A fuzzy, stolen image of a Pisten Bully 100.
Seeley Lake skiing is off to one of the best starts in recent memory. Regular snowfall beginning in early December and continuing throughout the month got things rolling in earnest about the second week in the month. It's been coming in modest amounts, allowing us to keep up with the packing and grooming rather than the usual dance of being starved for snow and then being buried all at once and trying to manage the excess.
A primary factor in our current grooming management is access to a Pisten Bully 100. For several years we've engaged in an off and on debate about purchasing one of these gizmos. Pluses include the quality of grooming, ability to pack and groom at the same time, a world class classic track and less time spent grooming. On the negative side is the initial cost (a quick search yielded a used PB for $108,000. I don't want to speculate on the new cost.), maintenance, and training someone to operate the thing properly. It's not like a snowmobile where you can take a newbie, give them a 5 minute crash course and say, "follow me and whatever you do, don't get stuck".
We've operated for years with a fleet of four new or relatively new, snowmobiles, an arsenal of grooming equipment and a flock of willing volunteers. Lynn Carey (grooming guru and my straight man) has been doing this for 30 years, so he has a pretty good idea of how to optimize results with this system. We groom every day that conditions permit, resulting in rave reviews and a donation box stuffed with $20 bills that go a long way towards paying the overhead.

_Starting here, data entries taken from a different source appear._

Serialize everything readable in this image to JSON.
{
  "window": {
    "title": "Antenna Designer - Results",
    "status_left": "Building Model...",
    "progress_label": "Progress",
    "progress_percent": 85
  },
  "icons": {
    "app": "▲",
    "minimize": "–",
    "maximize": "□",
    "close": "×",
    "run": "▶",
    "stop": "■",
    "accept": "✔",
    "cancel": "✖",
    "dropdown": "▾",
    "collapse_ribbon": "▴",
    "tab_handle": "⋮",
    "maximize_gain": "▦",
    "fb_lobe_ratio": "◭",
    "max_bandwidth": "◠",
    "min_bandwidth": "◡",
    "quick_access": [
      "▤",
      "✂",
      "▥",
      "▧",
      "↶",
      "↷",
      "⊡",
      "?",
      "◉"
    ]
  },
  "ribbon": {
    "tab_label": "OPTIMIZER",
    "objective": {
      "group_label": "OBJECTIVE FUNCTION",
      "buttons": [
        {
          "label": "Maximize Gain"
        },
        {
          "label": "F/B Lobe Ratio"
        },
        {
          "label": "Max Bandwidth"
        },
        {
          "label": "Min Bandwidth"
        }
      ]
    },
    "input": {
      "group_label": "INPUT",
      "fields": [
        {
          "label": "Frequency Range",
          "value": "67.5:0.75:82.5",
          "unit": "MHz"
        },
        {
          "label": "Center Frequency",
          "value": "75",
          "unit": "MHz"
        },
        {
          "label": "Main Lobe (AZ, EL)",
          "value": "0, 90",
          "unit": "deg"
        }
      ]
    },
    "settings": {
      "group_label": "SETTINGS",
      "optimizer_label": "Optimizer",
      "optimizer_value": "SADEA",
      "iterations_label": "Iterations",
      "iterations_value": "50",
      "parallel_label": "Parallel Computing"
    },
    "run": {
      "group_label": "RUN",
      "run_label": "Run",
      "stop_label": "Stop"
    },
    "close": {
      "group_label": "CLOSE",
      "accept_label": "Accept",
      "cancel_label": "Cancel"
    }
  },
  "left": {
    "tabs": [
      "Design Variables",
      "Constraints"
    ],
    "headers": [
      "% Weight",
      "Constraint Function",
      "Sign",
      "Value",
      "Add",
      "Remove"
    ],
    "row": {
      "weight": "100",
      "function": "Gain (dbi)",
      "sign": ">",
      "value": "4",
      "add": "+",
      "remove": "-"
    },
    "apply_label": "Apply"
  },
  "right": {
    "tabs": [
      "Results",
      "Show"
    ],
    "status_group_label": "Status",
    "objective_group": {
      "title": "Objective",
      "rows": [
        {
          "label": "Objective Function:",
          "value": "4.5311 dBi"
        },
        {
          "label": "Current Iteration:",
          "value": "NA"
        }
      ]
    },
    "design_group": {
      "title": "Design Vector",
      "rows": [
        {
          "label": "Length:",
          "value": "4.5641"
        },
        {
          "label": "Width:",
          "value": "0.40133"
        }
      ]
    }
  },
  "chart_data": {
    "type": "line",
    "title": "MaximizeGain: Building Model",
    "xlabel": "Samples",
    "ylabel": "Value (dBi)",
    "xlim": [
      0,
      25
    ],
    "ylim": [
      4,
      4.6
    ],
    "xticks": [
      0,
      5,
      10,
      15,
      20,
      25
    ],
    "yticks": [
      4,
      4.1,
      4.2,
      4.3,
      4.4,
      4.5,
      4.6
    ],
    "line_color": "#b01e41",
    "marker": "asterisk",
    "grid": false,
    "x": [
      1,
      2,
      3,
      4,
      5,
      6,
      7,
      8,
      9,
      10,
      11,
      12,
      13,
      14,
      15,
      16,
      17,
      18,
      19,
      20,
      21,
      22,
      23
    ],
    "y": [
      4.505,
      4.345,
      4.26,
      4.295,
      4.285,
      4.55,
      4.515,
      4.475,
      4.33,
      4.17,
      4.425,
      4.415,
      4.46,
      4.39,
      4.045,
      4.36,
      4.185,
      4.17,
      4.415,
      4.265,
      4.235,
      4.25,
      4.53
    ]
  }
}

So, why is there a Pisten Bully parked by the grooming shed? Wellsir, it's like this. Last winter Doug Edgerton, longtime grooming contractor at West Yellowstone, alerted us that he'd had enough of living in the snowmobile capital of Montana, and was making the move to Seeley Lake, bringing with him not only his Pisten Bully, but his four decades of accumulated grooming wisdom. He volunteered both the Bully and the wisdom to the Nordic club and we humbly and gratefully accepted.
Most of us in the club have been at this grooming thing with positive results for a long time and the introduction of another strong point of view has resulted in some, shall we say, invigorating debate. For example, how far into the skating lane should the classic track be placed? If you've skied here in the past couple of weeks you've probably noticed the classic track moving to the right, then back toward the skating lane, then back to the right again. With the Pisten Bully the classic track can be altered on the fly so there is a fair amount of adjustment that can be made. The sweet spot is where there's a solid right-hand pole plant but we're not jamming the skaters against the left-hand bank. Yesterday it seemed like we'd found the perfect compromise between the two.
Doug can also make subtle adjustments to the width of the classic track that are so incremental you probably don't even notice. He'll do this on a long downhill like off the top of Whitetail Hill. In the past if I was skiing classic, I'd jump out of the track at the steep part of the run so I didn't get pitched out while reaching peak speed at the bottom turn. (Breaking bones gives one a new point of view.) What Doug does is slightly widen the track, giving more stability and consequently a better ability to handle the speed in the track going into the corner.
We're still using the sleds and volunteers to do the bulk of the grooming while getting the PB out about once a week to make everything perfect. If there's a big dump of snow the PB will be our first line of attack. When we'd get buried in the past we'd have to roll multiple times to pack the snow firmly enough that we could flatten, groom and set classic with the ginzus. It seems like inevitably after we had everything packed, we'd immediately get another mammoth shot of snow and have to start the process all over again. On days like that the PB will allow our aged and decrepit volunteers the chance to put their feet up by the fire and enjoy multiple cups of coffee along with reruns of Real Housewives and The Great British Baking Show.
If you like the new grooming, let us know, either here or on the grooming page. And if you REALLY like it, remember, nothing says "thank you" like money.